--- START ---
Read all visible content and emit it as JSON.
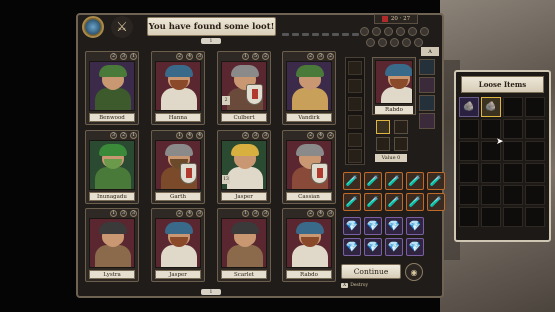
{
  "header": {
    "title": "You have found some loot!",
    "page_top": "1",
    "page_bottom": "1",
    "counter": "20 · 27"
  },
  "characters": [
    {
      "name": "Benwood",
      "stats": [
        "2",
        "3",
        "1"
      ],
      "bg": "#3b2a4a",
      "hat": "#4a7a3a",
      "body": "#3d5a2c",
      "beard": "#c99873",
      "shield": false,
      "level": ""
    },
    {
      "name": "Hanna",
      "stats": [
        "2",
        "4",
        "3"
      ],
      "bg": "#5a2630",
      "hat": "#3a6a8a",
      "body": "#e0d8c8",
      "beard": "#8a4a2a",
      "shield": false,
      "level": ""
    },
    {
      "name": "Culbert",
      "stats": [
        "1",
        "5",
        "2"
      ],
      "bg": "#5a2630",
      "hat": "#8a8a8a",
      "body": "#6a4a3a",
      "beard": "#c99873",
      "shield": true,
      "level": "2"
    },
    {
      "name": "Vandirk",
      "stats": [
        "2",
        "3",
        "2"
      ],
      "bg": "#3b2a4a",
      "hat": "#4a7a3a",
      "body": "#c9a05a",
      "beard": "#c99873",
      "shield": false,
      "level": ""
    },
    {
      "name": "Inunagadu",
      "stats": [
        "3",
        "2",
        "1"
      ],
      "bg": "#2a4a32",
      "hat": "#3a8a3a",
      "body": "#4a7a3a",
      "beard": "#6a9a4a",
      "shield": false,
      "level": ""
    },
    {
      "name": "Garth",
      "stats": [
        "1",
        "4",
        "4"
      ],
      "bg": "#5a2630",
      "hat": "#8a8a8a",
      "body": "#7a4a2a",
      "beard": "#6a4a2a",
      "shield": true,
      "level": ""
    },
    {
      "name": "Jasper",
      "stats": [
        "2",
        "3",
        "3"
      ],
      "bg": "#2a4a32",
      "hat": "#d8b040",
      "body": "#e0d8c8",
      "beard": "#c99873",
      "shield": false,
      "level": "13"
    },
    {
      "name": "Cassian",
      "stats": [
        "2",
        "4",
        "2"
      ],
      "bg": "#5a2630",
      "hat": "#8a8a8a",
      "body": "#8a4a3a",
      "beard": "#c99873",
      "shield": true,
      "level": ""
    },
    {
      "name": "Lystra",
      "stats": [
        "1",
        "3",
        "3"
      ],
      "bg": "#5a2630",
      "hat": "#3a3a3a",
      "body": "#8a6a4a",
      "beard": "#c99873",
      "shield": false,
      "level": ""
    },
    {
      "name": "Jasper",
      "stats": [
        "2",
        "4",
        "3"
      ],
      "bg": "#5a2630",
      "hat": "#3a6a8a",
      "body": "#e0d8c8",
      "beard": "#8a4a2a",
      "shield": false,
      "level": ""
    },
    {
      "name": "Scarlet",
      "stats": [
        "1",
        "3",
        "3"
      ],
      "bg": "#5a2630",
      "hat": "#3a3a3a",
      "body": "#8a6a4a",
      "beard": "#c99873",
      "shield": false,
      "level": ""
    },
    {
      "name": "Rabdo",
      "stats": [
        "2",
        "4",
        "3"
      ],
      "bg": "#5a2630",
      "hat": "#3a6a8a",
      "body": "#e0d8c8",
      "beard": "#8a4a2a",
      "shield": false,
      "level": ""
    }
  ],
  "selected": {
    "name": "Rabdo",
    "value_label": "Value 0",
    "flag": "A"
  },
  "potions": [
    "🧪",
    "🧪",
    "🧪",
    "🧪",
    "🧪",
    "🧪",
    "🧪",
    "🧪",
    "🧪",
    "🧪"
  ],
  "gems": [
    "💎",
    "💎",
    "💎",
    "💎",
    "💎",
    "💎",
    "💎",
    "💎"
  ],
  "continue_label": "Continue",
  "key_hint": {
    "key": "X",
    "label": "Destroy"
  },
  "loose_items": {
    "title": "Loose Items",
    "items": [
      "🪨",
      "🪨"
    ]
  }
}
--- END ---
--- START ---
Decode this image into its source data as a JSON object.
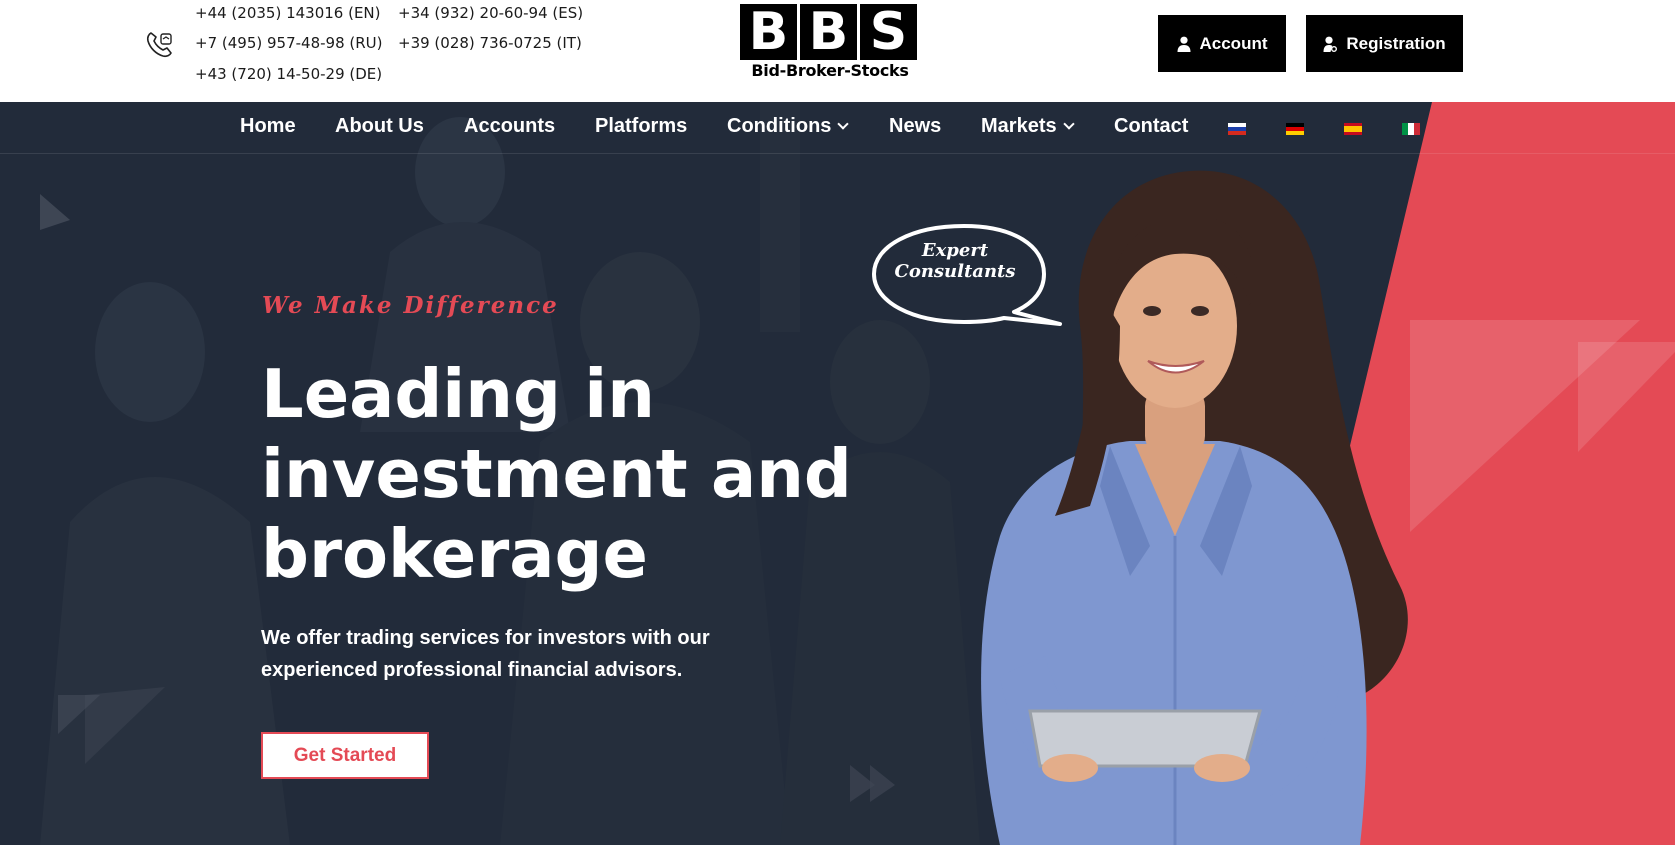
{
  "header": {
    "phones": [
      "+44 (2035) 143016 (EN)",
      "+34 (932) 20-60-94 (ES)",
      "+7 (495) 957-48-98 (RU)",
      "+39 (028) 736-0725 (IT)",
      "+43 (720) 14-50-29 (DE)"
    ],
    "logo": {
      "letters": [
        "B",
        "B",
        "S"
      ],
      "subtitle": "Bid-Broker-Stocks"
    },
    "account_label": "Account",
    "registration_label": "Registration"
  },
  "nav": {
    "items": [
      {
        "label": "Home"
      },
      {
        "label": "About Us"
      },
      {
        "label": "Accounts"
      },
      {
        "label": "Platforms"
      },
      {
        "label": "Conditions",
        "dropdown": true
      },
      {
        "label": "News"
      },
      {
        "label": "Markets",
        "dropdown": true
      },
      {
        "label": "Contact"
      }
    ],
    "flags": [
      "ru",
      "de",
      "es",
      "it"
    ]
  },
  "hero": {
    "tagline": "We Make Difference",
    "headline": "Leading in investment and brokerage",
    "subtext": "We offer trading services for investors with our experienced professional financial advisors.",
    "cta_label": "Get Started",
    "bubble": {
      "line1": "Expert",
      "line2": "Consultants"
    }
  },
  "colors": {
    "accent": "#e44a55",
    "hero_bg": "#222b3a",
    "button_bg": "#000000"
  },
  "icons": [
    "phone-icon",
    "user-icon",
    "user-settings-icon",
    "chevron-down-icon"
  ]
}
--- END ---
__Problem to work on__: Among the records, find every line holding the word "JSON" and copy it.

__Your solution__:
Read all visible content and emit it as JSON.
Decode this image into its source data as a JSON object.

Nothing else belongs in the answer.